On this Gett Off refix Prince may sing “I’m the one that lives in your heart” but for a ten year period Violet the Organ Grinder lived in my brain. At least once a week the chorus would bubble up out of my subconscious and loop incessantly, choking inner monologue. Forget ear-worms, this refrain is an ear-anaconda and just hearing the word ‘violet’, ‘organ’ or ‘grind’ was enough to put me in its hold for days. The hook is so powerful that it’s served neat for the first eight bars of the song. Twenty seconds of pure, undiluted acapella which, barring the vocal workouts of Solo and An Honest Man, only the anthemic 7 has attempted to replicate and even then with a dash of finger cymbals. Other Prince intros that deploy the acapella ($ from Lotusflower, a handful of songs on Rave Un2 the Joy Fantastic) usually manage no more than a couple of bars before the backing music clicks in like the dead-air trigger on radio stations. Violet the Organ Grinder stares you down daring you to interrupt. It’s a shame the track is buried on a maxi-single, lost in a sea of Gett Off iterations. The orchestral strings make up for its borrowed beat and it is one flute riff away from usurping the A-side. Maybe it’s too dangerous for mass consumption. Re-listening for the first time in years has resulted in the tourettes-like outbursts of “her name is Violet…” to return. The kraken has re-awoken and now taunting me with its mantra of “I’ll die, but I won’t go away”.

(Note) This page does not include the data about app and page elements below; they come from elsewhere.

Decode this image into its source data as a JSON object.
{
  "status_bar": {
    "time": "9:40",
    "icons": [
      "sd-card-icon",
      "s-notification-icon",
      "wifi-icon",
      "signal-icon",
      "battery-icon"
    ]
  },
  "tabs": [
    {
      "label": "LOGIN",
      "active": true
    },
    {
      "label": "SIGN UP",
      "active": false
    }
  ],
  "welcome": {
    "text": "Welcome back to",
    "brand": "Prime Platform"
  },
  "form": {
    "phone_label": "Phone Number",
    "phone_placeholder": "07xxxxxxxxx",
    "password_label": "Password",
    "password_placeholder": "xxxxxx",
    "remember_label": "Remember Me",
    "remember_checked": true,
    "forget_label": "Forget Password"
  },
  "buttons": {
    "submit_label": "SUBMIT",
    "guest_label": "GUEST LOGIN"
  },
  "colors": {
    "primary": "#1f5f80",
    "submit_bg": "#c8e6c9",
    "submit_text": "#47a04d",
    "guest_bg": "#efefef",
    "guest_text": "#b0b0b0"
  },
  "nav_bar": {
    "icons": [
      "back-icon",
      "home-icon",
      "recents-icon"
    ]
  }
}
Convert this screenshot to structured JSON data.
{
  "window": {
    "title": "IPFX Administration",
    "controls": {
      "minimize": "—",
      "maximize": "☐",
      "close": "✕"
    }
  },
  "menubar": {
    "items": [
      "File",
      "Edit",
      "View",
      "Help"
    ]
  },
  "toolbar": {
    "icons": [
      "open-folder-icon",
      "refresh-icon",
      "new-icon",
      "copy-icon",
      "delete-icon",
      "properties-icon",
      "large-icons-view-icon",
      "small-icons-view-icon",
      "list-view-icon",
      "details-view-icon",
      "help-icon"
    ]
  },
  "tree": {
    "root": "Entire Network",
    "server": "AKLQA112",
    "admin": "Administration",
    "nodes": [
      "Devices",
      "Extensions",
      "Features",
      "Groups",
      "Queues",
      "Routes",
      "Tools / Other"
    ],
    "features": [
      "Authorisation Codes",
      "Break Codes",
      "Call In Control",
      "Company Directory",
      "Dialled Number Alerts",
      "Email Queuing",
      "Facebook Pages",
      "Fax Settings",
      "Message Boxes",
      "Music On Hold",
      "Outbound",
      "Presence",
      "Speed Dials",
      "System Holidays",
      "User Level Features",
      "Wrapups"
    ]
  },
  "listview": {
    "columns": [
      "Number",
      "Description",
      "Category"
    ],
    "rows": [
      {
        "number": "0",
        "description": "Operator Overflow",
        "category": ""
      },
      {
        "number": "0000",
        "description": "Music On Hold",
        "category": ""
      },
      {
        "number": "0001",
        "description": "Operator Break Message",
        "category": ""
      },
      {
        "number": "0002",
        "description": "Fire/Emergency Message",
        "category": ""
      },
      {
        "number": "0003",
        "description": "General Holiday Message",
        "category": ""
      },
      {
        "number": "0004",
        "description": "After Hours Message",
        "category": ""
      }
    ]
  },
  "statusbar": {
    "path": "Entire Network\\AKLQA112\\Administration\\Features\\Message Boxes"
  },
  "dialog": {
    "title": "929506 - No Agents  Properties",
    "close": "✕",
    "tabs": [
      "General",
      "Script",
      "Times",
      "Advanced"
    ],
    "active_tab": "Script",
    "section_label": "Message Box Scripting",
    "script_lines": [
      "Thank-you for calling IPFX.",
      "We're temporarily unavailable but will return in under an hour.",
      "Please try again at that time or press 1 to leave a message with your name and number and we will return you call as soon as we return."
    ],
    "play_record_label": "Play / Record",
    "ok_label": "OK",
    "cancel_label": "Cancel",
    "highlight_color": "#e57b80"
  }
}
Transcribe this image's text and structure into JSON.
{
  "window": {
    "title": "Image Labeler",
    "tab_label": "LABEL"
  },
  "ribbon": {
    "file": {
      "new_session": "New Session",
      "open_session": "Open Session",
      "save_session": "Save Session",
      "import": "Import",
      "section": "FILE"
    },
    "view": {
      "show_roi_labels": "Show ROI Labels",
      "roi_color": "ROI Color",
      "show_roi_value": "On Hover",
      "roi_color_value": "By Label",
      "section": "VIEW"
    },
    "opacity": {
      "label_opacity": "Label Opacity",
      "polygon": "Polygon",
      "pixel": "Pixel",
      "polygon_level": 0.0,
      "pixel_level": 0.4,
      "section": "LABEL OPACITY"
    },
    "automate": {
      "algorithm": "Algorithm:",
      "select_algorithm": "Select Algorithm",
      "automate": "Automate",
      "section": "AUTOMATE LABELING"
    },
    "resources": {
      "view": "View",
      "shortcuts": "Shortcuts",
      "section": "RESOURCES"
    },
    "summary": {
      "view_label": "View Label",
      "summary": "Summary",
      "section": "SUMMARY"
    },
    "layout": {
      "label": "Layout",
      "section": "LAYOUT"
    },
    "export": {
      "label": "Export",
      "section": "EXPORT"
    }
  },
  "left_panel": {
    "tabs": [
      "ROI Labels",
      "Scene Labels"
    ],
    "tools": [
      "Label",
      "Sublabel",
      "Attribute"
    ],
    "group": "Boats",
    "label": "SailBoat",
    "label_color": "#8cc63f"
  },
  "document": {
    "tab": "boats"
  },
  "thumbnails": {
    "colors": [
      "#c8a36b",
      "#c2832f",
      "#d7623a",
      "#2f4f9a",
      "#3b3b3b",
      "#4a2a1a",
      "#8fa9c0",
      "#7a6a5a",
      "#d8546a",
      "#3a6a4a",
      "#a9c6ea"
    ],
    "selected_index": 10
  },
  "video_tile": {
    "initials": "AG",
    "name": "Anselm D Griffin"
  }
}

The Vault… Old Friends 4 Sale (1999)
Coated in irony and full of fisticuffs, catcalls, even a Mutley laugh, It’s About That Walk is Peach for the Vegas set. It’s one of the more immediate cuts on the Vault comp and like most fast burners it has a certain number of plays before it loses its charge. Even so, it still has the capacity to surprise, as I found out this morning when my run for a bus coincided with the breakdown two minutes in. I felt like Jack Kerouac’s character in the Dharma Bums running and leaping down the Matterhorn, invincible to gravity. And as it crescendoed into horns my feet left the ground and part of me’s still flying two hours later. Ooooo-wee!
Crystal Ball (1998)
Built from brisk horn stabs, varying vocal registers and a positive message of ‘you can make it if you try’, this is Prince at his most Sly and The Family Stone – an influence that’s confirmed by the liner notes citing the 1973 Fresh album as inspiration. Like the cartoon image of two midgets in a trench coat, Make Your Mama Happy masquerades as being double the size. It’s a two-minute song played twice, once with the vocal track and once without. A 7″ edit and an instrumental spliced together to pass unnoticed as a full length mix. It’s largely worked too as I’ve not seen this cut and shut job referenced anywhere but I’ve overlaid the two halves and, apart from the vocals, they really are identical. Whether this expediency was an artistic choice or a placeholder to be rerecorded later is not clear but as the tight, staccato funk is the highlight of this Crystal Ball track, hearing it unhindered is hardly a chore. It makes Mama, Papa and the whole Family Stone happy.